My husband and I were “helping” the crew blow up a gigantic, buoyant beauty with lemon-yellow and avocado-green horizontal stripes and a black collar stripe around her neck.
When we first saw her, she was lying on her side. A huge wicker basket (gondola) was tied to her neck by a tangled array of ropes. Gondolas serve as the passengers’ cabin-cum-cockpit for hot air balloon flights. They come in various sizes. This one had had a maximum capacity of seven people.
The Northern Lights crewmembers were pumping her up with huge floor fans. Occasionally they shot bursts of propane-driven flame-balls from a burner located at the bottom of the gondola into her deep interior.
In a matter of minutes, she silently rose up on her side. A couple more minutes passed and she stood up erect – tall and mighty. Fully inflated, she stood about 80 feet tall and 70 feet wide. She was impatiently bouncing up and down as if trying to grab her reluctant gondola lover to elope into the sky.
Five of us, including our pilot, Blair, jumped over the high wicker sides and into the gondola with the help of the crewmembers. The flaming propane burner was on the floor of the gondola and we were standing around it. Then off we went – up, up, and up, cruising to about 2,000 feet above the ground. It was a smooth and silent take-off.
Generally when we picture going airborne, most of us think of airplanes that go through a lengthy and noisy rendezvous with the runways to culminate in a take-off. It is completely different with hot air balloon take-offs. And there are no seat belts to fasten!
We drifted along with the slight breeze, over the breathtaking red rocks, bushes, meadows and a state highway. We even spotted some wildlife in the bushes. It was serene with a twist of anxiety. Maybe it was my acrophobia that gave it the twist. Or maybe everybody felt the same way on realizing that we were about 2000 feet up in the air and separated from the vast open space by just a thin wicker frame. Nevertheless, it was a mesmerizing joy ride.

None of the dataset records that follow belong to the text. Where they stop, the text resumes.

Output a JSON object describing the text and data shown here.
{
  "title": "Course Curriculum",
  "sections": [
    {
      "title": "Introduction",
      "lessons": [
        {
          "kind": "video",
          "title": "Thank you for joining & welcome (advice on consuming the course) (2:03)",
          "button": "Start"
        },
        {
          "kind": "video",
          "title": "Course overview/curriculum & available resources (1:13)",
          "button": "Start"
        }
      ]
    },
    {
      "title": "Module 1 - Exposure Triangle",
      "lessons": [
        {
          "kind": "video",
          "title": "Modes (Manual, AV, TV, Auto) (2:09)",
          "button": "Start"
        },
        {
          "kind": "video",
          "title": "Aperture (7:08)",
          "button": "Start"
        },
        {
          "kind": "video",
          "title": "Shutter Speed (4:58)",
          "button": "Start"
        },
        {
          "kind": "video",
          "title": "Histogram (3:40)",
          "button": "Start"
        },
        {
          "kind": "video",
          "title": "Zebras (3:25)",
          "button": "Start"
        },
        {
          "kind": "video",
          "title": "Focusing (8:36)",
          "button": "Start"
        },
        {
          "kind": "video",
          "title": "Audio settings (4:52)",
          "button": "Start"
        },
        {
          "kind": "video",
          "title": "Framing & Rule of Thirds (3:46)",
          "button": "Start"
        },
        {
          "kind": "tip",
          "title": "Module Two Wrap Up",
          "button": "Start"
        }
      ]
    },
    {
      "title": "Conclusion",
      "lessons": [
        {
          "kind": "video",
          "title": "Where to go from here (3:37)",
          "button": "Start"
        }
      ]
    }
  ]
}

As we were floating along, Blair occasionally pulled a trigger near the propane burner and maneuvered a network of ropes in the gondola. He was opening the shutters of the balloon to let streams of hot air into her. Hot air balloons work on the principle that when heated air collects within the balloon, it becomes lighter than the surrounding air to make it float. By themselves, these balloons are like rudderless ships; they cannot be steered. They need a favorable air current to help the pilot steer them to the required destination.
About an hour went by on this breathtaking float, and then it was time for us to make our touchdown. Blair was constantly in contact with the ground crew though his radio. The ground crew is also called the chase crew because they literally “chase” the balloon to keep track of her to help with the landing. We could see our chase crew below, closely following us.

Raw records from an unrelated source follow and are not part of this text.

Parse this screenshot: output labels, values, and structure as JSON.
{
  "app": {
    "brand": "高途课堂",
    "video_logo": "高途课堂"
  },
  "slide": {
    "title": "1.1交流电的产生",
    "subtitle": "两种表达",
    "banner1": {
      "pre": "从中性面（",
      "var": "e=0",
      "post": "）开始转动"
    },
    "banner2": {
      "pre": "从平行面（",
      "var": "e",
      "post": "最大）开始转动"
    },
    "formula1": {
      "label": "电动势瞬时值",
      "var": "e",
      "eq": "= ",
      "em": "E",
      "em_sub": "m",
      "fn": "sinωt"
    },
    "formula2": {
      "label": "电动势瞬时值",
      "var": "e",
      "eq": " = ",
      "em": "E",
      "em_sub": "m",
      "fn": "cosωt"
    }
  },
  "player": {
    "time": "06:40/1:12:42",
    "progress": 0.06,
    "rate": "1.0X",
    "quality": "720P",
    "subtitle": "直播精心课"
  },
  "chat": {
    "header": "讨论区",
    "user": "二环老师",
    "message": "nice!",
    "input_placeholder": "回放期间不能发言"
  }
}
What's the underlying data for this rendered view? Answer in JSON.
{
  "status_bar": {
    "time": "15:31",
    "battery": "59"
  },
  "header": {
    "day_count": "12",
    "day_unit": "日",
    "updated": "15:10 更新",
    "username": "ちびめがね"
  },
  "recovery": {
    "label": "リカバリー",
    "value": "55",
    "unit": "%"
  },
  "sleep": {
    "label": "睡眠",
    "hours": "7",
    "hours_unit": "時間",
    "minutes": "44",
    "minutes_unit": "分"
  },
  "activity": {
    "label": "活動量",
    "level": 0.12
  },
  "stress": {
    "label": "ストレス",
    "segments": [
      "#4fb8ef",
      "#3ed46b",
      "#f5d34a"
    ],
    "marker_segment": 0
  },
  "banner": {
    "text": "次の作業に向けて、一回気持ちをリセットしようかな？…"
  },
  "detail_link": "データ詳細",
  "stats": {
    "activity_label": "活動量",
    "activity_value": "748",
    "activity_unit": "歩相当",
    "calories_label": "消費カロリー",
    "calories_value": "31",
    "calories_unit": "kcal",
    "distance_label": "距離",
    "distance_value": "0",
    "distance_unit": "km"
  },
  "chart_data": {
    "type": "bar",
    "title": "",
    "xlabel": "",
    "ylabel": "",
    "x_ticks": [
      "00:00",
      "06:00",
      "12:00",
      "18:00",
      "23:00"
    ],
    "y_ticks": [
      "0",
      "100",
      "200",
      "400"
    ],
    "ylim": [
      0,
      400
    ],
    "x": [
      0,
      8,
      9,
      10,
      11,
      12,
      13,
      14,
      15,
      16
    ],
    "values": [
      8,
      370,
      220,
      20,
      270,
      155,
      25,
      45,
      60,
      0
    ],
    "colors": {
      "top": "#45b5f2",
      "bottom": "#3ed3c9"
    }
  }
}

I saw Blair hurl down a rope. Like hungry tigers leaping on an escaping prey, two guys from the chase crew jumped up, grabbed the rope and pulled our gondola down to an open spot among the bushes. We had a safe – if not precisely smooth – landing!
Soon after the support crew deflated the balloon and started packing her up, they served us a delicious champagne breakfast.
It was a truly memorable experience! I will do it again – with less anxiety.
Whether you are airsick or seasick or heights-sick, or whatever your phobias may be, take time to enjoy life. Don’t let your fear paralyze you, whatever the “it” may be, if you wished that you could do “it.” Just park your fears and do “it.” You will enjoy “it”! My “it” was the balloon ride.